Required action - Each line of the material below with the word "chevron" is to be reported.

Records supplied -

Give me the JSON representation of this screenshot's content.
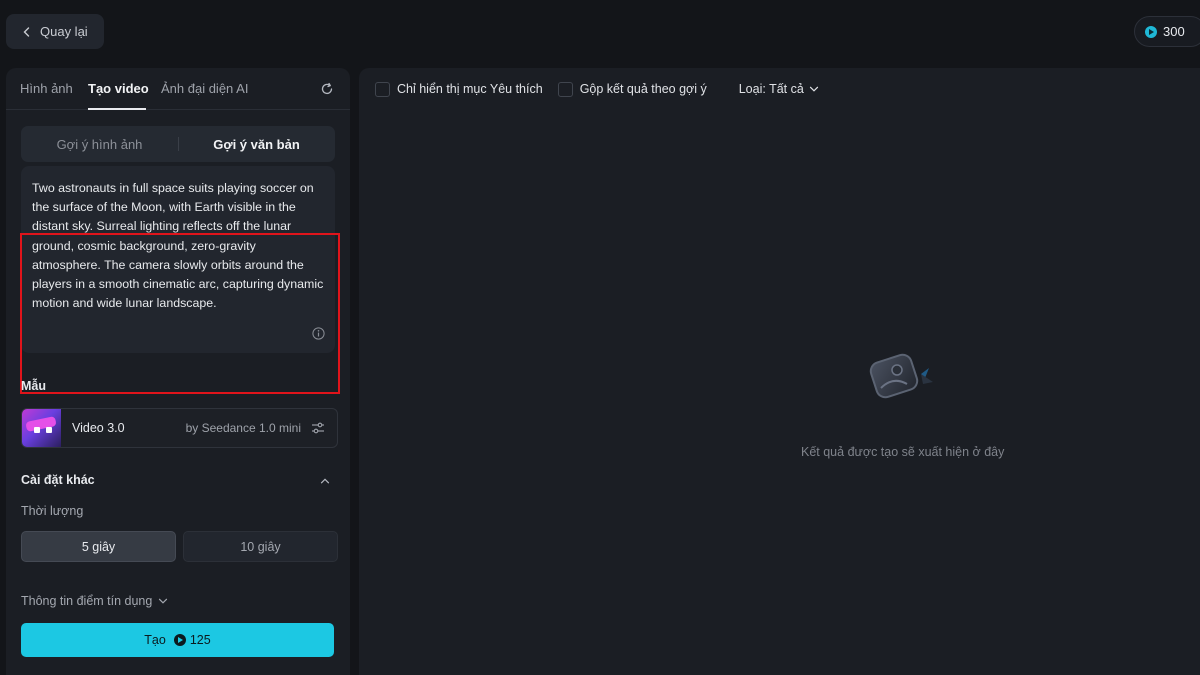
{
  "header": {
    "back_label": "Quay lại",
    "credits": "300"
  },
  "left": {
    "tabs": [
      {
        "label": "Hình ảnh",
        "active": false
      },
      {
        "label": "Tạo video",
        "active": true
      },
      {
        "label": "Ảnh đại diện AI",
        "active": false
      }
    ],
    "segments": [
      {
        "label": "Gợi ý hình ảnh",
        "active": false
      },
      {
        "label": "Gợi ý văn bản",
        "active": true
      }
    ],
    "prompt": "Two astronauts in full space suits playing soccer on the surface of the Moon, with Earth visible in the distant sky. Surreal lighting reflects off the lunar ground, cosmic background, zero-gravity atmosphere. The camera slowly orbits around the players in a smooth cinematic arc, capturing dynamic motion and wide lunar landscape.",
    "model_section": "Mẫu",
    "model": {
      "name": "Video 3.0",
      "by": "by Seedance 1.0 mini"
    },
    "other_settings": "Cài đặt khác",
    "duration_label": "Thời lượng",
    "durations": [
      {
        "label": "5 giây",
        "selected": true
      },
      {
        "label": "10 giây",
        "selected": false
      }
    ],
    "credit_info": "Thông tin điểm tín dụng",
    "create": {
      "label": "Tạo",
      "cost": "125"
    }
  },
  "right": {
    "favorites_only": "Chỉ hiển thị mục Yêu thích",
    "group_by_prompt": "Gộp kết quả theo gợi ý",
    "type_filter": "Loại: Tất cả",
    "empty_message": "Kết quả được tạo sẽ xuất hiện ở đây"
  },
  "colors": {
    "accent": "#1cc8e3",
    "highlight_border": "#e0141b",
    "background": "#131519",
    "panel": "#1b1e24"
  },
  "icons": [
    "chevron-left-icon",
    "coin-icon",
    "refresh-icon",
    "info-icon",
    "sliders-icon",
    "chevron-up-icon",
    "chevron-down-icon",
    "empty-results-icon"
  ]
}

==

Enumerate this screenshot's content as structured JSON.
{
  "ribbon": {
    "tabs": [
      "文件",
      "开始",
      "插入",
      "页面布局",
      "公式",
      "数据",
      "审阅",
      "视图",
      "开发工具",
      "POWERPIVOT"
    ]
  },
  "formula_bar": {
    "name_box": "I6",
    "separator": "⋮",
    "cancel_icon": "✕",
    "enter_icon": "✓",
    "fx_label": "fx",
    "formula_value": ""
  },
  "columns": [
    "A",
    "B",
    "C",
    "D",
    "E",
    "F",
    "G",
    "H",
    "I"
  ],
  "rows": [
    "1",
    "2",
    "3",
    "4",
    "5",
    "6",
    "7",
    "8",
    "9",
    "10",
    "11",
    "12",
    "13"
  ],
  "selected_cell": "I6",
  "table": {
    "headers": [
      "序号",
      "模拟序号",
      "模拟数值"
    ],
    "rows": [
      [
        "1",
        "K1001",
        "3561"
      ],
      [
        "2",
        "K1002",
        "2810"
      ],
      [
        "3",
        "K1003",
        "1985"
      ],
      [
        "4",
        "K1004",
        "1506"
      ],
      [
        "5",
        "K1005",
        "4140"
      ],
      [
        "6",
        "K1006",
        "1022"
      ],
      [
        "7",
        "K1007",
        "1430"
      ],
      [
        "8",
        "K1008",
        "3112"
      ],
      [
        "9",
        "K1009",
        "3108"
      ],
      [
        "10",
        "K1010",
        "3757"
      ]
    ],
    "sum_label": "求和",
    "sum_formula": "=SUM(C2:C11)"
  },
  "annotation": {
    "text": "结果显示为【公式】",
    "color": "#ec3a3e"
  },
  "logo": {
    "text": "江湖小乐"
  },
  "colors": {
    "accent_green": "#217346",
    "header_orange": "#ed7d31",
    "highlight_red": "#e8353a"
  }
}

Reply to the exercise -
    "chevron-left-icon",
    "chevron-up-icon",
    "chevron-down-icon",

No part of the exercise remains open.